Your task: Please restate the data word for word, leaving out no line.
▬▬▬
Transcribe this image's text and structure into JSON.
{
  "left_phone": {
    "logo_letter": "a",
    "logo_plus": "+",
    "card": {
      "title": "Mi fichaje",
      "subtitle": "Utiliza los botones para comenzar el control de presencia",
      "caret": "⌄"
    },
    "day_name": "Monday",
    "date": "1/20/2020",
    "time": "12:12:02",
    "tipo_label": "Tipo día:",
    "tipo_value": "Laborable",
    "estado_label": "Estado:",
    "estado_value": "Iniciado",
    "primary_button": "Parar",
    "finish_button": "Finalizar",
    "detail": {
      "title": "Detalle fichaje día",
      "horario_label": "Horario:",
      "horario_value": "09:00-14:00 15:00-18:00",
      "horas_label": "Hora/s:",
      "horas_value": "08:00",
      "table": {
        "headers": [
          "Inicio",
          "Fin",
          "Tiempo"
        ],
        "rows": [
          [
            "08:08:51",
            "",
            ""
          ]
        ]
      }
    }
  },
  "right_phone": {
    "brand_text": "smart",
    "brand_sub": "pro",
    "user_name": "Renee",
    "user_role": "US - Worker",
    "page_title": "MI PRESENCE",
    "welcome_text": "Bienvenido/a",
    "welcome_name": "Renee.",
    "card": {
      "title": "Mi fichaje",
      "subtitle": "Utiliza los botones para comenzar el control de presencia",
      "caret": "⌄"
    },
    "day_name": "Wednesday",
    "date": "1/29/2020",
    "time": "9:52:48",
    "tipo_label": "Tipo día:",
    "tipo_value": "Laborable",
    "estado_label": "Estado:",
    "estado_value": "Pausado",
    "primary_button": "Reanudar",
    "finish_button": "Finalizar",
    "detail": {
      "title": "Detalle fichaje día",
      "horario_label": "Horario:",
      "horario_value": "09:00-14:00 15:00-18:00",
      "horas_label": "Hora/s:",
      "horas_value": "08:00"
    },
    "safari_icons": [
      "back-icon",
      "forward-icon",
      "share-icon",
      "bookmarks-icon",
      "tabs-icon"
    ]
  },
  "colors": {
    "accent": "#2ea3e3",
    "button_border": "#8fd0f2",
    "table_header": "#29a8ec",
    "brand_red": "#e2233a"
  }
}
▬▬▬
Problem solution:
Transcribe this image's text and structure into JSON.
{
  "left_phone": {
    "logo_letter": "a",
    "logo_plus": "+",
    "card": {
      "title": "Mi fichaje",
      "subtitle": "Utiliza los botones para comenzar el control de presencia",
      "caret": "⌄"
    },
    "day_name": "Monday",
    "date": "1/20/2020",
    "time": "12:12:02",
    "tipo_label": "Tipo día:",
    "tipo_value": "Laborable",
    "estado_label": "Estado:",
    "estado_value": "Iniciado",
    "primary_button": "Parar",
    "finish_button": "Finalizar",
    "detail": {
      "title": "Detalle fichaje día",
      "horario_label": "Horario:",
      "horario_value": "09:00-14:00 15:00-18:00",
      "horas_label": "Hora/s:",
      "horas_value": "08:00",
      "table": {
        "headers": [
          "Inicio",
          "Fin",
          "Tiempo"
        ],
        "rows": [
          [
            "08:08:51",
            "",
            ""
          ]
        ]
      }
    }
  },
  "right_phone": {
    "brand_text": "smart",
    "brand_sub": "pro",
    "user_name": "Renee",
    "user_role": "US - Worker",
    "page_title": "MI PRESENCE",
    "welcome_text": "Bienvenido/a",
    "welcome_name": "Renee.",
    "card": {
      "title": "Mi fichaje",
      "subtitle": "Utiliza los botones para comenzar el control de presencia",
      "caret": "⌄"
    },
    "day_name": "Wednesday",
    "date": "1/29/2020",
    "time": "9:52:48",
    "tipo_label": "Tipo día:",
    "tipo_value": "Laborable",
    "estado_label": "Estado:",
    "estado_value": "Pausado",
    "primary_button": "Reanudar",
    "finish_button": "Finalizar",
    "detail": {
      "title": "Detalle fichaje día",
      "horario_label": "Horario:",
      "horario_value": "09:00-14:00 15:00-18:00",
      "horas_label": "Hora/s:",
      "horas_value": "08:00"
    },
    "safari_icons": [
      "back-icon",
      "forward-icon",
      "share-icon",
      "bookmarks-icon",
      "tabs-icon"
    ]
  },
  "colors": {
    "accent": "#2ea3e3",
    "button_border": "#8fd0f2",
    "table_header": "#29a8ec",
    "brand_red": "#e2233a"
  }
}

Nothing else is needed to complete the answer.